    Thanks Dave.

    I have a one or two others of the Met Bugs, one reasonable and a couple of pretty poor! However, they all show the simplified lining, in case you are interested.

    I can confirm from my first hand experience that your anecdotal evidence is correct in every regard. As a child and early teenager the family would visit Rickmansworth Aquadrome (a posh name for a gravel pit with a cafe) quite often in the summer. We always went to see the engine changed, and the stop never seemed longer than a normal station stop. Without any exceptions it was the slickest loco change I ever saw anywhere.

    It's a great shame that there are no videos of it..... unless someone knows better.:)

    Well waddya know: Shame it's not in real time - or perhaps it is.:))


    PS. Tell you what. That video sashays in to some lovely archive steam on the Met stuff. I'm now down a rabbit hole. I may be some time.
    Last edited: 9 December 2018
    Yorkshire Dave likes this.
  20. Threadmark: Met 6T
    Yorkshire Dave

    Yorkshire Dave Western Thunderer

    Some progress today but I had forgot how much hard work some brass kits are - especially when dealing with armour plate and a perceived lack of thought by the designer for the ease of construction. You would have thought an open wagon would be relatively simple :rolleyes:. It also appears there was a era where there was a 'everything has to be built of brass' fixation.

    To continue - a lot of time was spent cleaning up the parts after removing them from the fret and this is the first one of the trio on it's way - at least I thought so :rant:.

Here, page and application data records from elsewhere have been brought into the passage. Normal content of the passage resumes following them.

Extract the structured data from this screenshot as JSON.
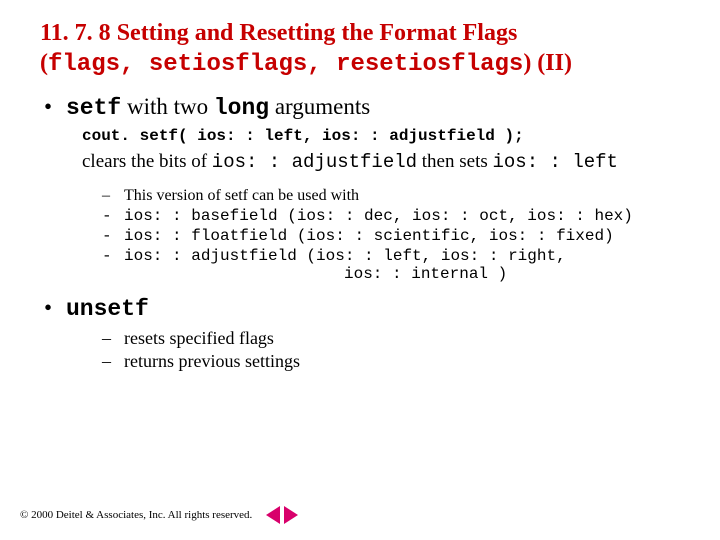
{
  "title": {
    "section_no": "11. 7. 8",
    "plain": " Setting and Resetting the Format Flags",
    "paren_open": "(",
    "flags": "flags",
    "sep1": ", ",
    "setios": "setiosflags",
    "sep2": ", ",
    "resetios": "resetiosflags",
    "paren_close_suffix": ") (II)"
  },
  "bullet1": {
    "setf": "setf",
    "mid": " with two ",
    "long": "long",
    "end": " arguments"
  },
  "code1": "cout. setf( ios: : left, ios: : adjustfield );",
  "para1": {
    "t1": "clears the bits of ",
    "c1": "ios: : adjustfield",
    "t2": " then sets  ",
    "c2": "ios: : left"
  },
  "sub": {
    "s1": "This version of setf can be used with",
    "s2": "ios: : basefield (ios: : dec, ios: : oct, ios: : hex)",
    "s3": "ios: : floatfield (ios: : scientific, ios: : fixed)",
    "s4a": "ios: : adjustfield (ios: : left, ios: : right,",
    "s4b": "ios: : internal )"
  },
  "bullet2": {
    "unsetf": "unsetf"
  },
  "sub2": {
    "a": "resets specified flags",
    "b": "returns previous settings"
  },
  "footer": "© 2000 Deitel & Associates, Inc.  All rights reserved."
}
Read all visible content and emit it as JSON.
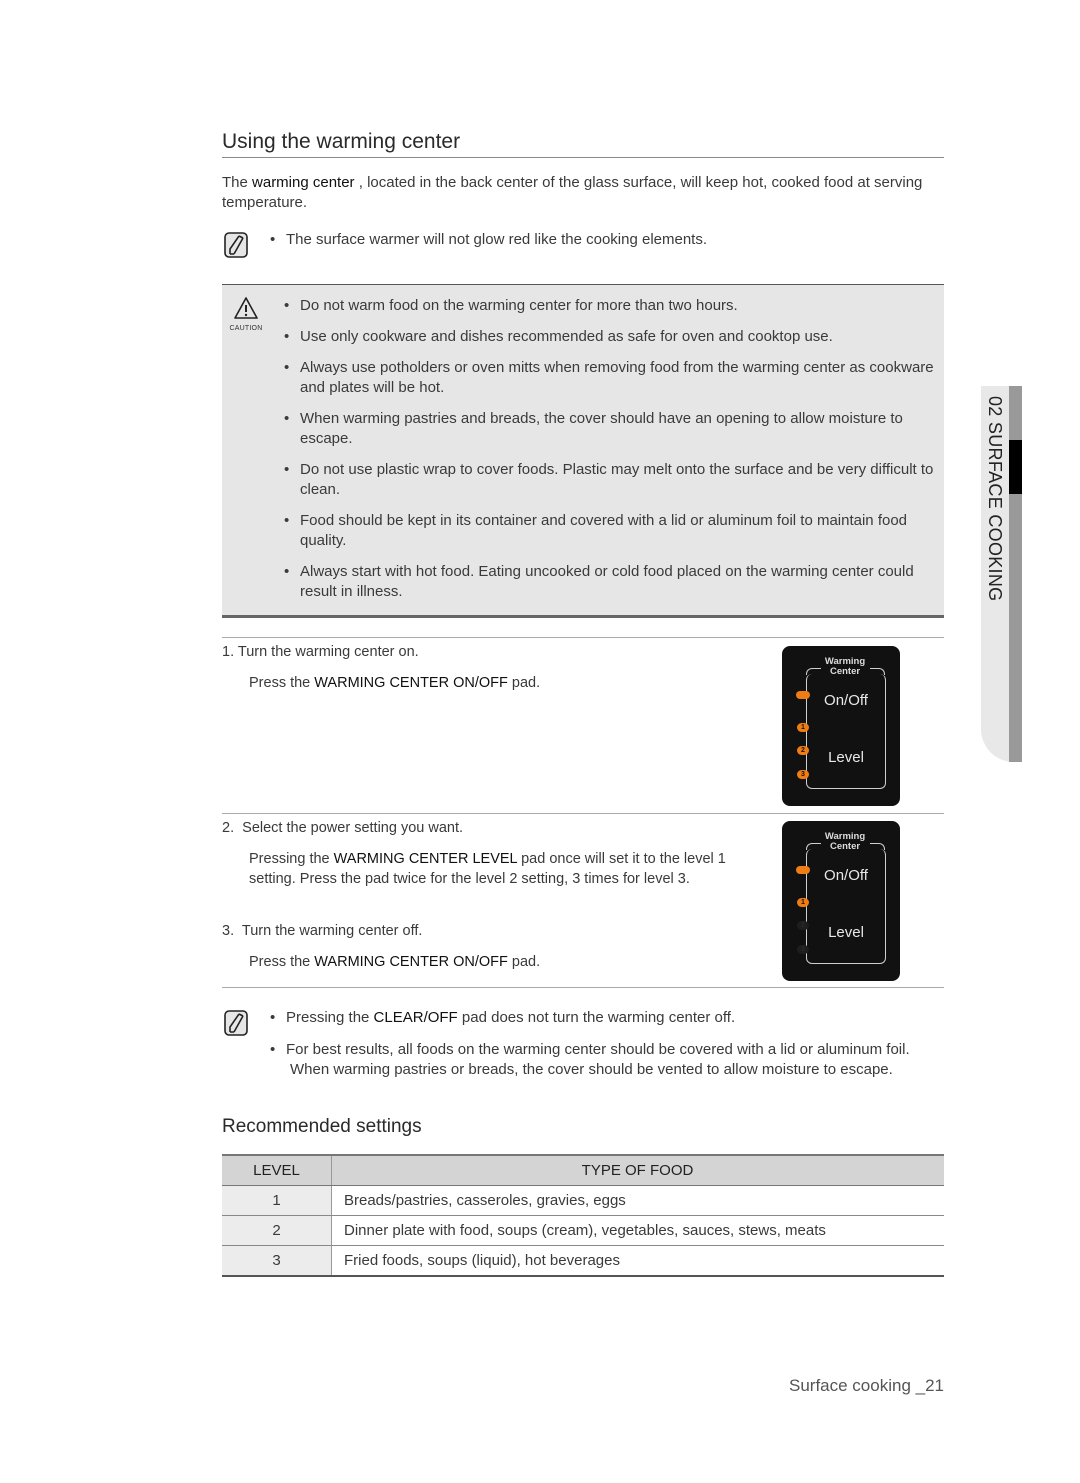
{
  "page": {
    "title": "Using the warming center",
    "intro": {
      "pre": "The ",
      "term": "warming center",
      "post": "  , located in the back center of the glass surface, will keep hot, cooked food at serving temperature."
    },
    "note1": {
      "icon": "note-pencil-icon",
      "items": [
        "The surface warmer will not glow red like the cooking elements."
      ]
    },
    "caution": {
      "icon": "warning-triangle-icon",
      "label": "CAUTION",
      "items": [
        "Do not warm food on the warming center for more than two hours.",
        "Use only cookware and dishes recommended as safe for oven and cooktop use.",
        "Always use potholders or oven mitts when removing food from the warming center as cookware and plates will be hot.",
        "When warming pastries and breads, the cover should have an opening to allow moisture to escape.",
        "Do not use plastic wrap to cover foods. Plastic may melt onto the surface and be very difficult to clean.",
        "Food should be kept in its container and covered with a lid or aluminum foil to maintain food quality.",
        "Always start with hot food. Eating uncooked or cold food placed on the warming center could result in illness."
      ]
    },
    "steps": [
      {
        "num": "1.",
        "heading": "Turn the warming center on.",
        "detail_pre": "Press the ",
        "detail_bold": "WARMING CENTER ON/OFF",
        "detail_post": "  pad."
      },
      {
        "num": "2.",
        "heading": "Select the power setting you want.",
        "detail_pre": "Pressing the ",
        "detail_bold": "WARMING CENTER LEVEL",
        "detail_post": "  pad once will set it to the level 1 setting. Press the pad twice for the level 2 setting, 3 times for level 3."
      },
      {
        "num": "3.",
        "heading": "Turn the warming center off.",
        "detail_pre": "Press the ",
        "detail_bold": "WARMING CENTER ON/OFF",
        "detail_post": "  pad."
      }
    ],
    "control_panel": {
      "label_line1": "Warming",
      "label_line2": "Center",
      "onoff": "On/Off",
      "level": "Level",
      "led_labels": [
        "1",
        "2",
        "3"
      ],
      "accent_color": "#f07c14",
      "panel1_active_levels": 3,
      "panel2_active_levels": 1
    },
    "note2": {
      "icon": "note-pencil-icon",
      "item1_pre": "Pressing the ",
      "item1_bold": "CLEAR/OFF",
      "item1_post": "  pad does not turn the warming center off.",
      "item2": "For best results, all foods on the warming center should be covered with a lid or aluminum foil. When warming pastries or breads, the cover should be vented to allow moisture to escape."
    },
    "recommended": {
      "title": "Recommended settings",
      "headers": [
        "LEVEL",
        "TYPE OF FOOD"
      ],
      "rows": [
        {
          "level": "1",
          "food": "Breads/pastries, casseroles, gravies, eggs"
        },
        {
          "level": "2",
          "food": "Dinner plate with food, soups (cream), vegetables, sauces, stews, meats"
        },
        {
          "level": "3",
          "food": "Fried foods, soups (liquid), hot beverages"
        }
      ]
    },
    "side_tab": "02  SURFACE COOKING",
    "footer": "Surface cooking _21"
  }
}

    Chassis - I've already had to make adjustments to the brake gear by slicing 3mm from the top support otherwise the brakes do not line up with the wheels. I've also noted the wheels have about 3mm lateral movement but I don't know what for? I'll be disassembling the brake gear to move it inwards after reducing the wheels lateral movement.
    Met 6T ballast 02.jpg

    Body - a bit of a struggle aligning the sides as each side and end are laminated by folding over. I managed it in the end and the sides and ends were tinned, folded over, secured with bulldog clips and blasted with a blow torch. The aligning of the sides would have been made easier if there were locating tabs with holes in which to insert some rod.... see next photo. The buffer beams ends are a fold up as are the door bumpers on the chassis and both have ended up with rounded corners. The wagon end posts are a similar fold up. Met 6T ballast 03.jpg

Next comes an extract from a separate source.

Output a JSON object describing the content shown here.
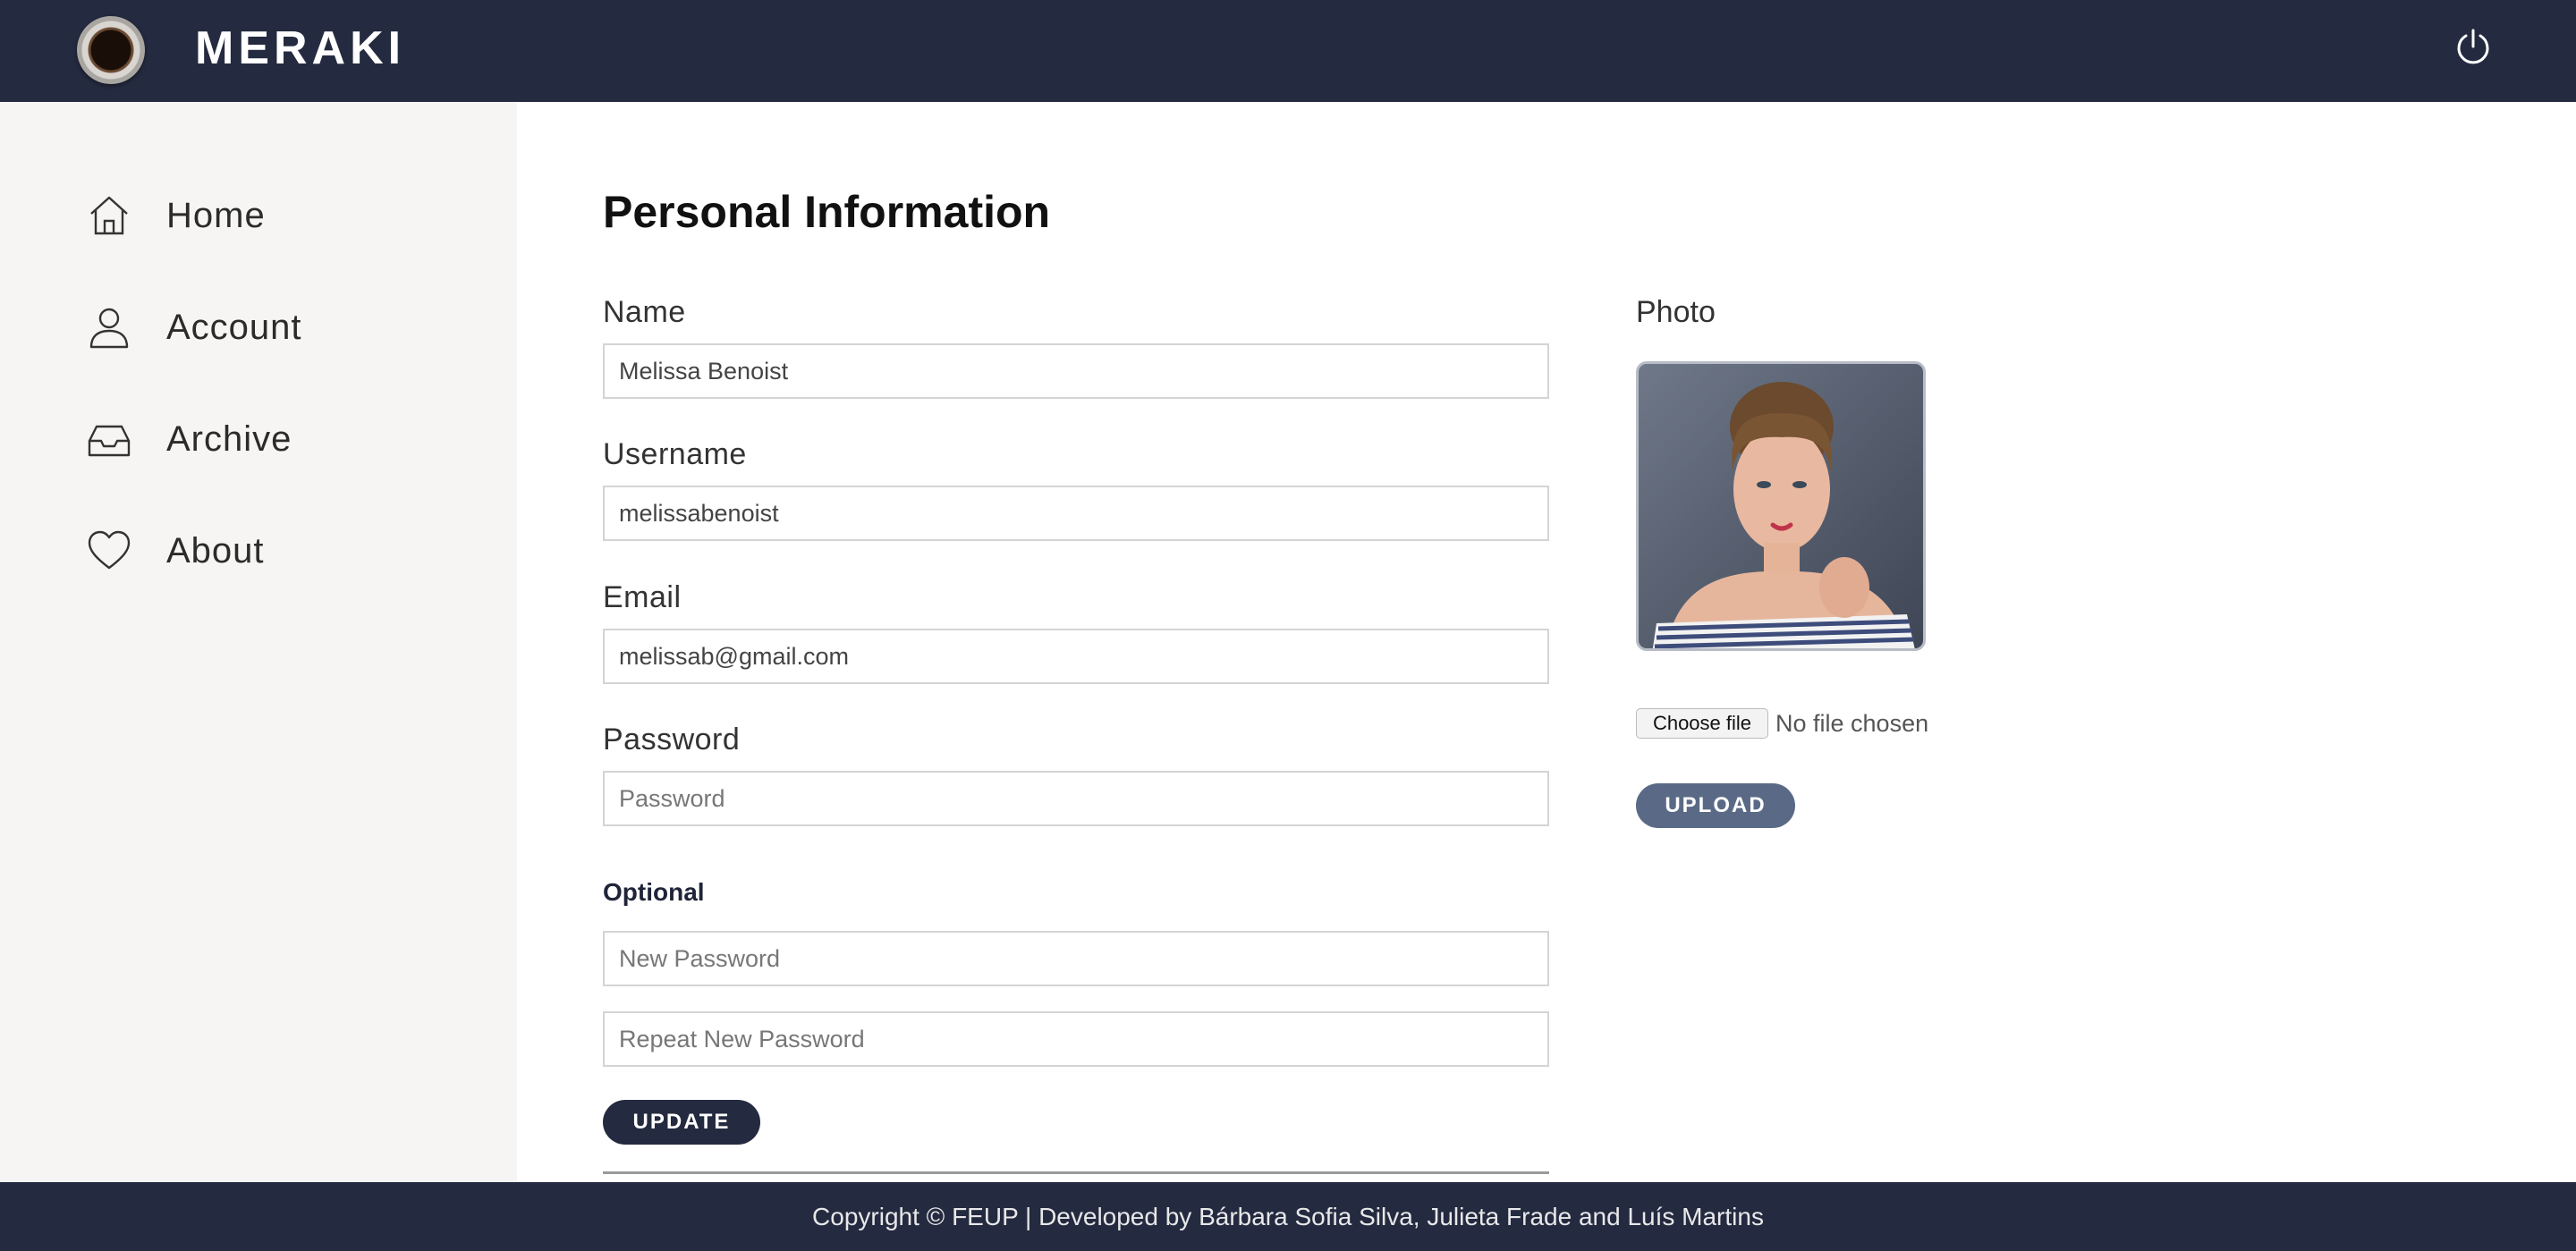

    Having reached this stage of the now apparent false start there are a several things I'll be altering for the next pair, and partially rebuilding this one, including the brake gear noted earlier.

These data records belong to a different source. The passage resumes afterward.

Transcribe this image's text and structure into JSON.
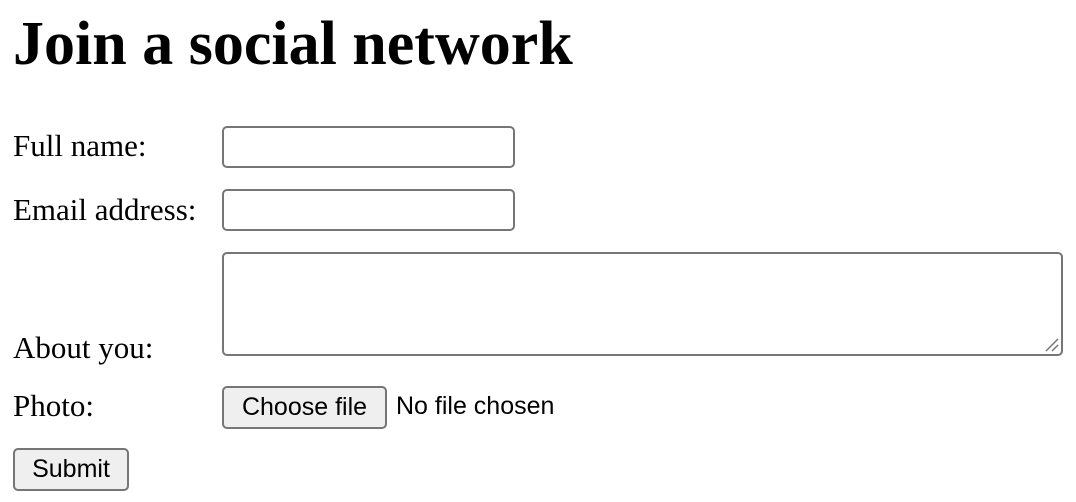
{
  "page": {
    "title": "Join a social network"
  },
  "form": {
    "full_name": {
      "label": "Full name:",
      "value": "",
      "placeholder": ""
    },
    "email": {
      "label": "Email address:",
      "value": "",
      "placeholder": ""
    },
    "about": {
      "label": "About you:",
      "value": ""
    },
    "photo": {
      "label": "Photo:",
      "button_label": "Choose file",
      "status": "No file chosen"
    },
    "submit_label": "Submit"
  },
  "colors": {
    "border": "#767676",
    "button_bg": "#efefef",
    "text": "#000000",
    "background": "#ffffff"
  },
  "icons": {
    "textarea_resize": "resize-grip-icon"
  }
}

    - adding solder to the buffer beam outer corners and filing them square.
    - make new end posts and door bumpers - again square.

    Now's the time to walk away, take stock of this lot and with the aid of Percy and his Verances (good band?) make good kit's shortcomings :).

    And a final controversial observation - rather than fill every conceivable space on an etch with kit parts it would be nice if consideration was given by some some (not all) kit designers to aid alignment when having to laminate parts. But alas economics is the driver.
    Met 6T ballast 04.jpg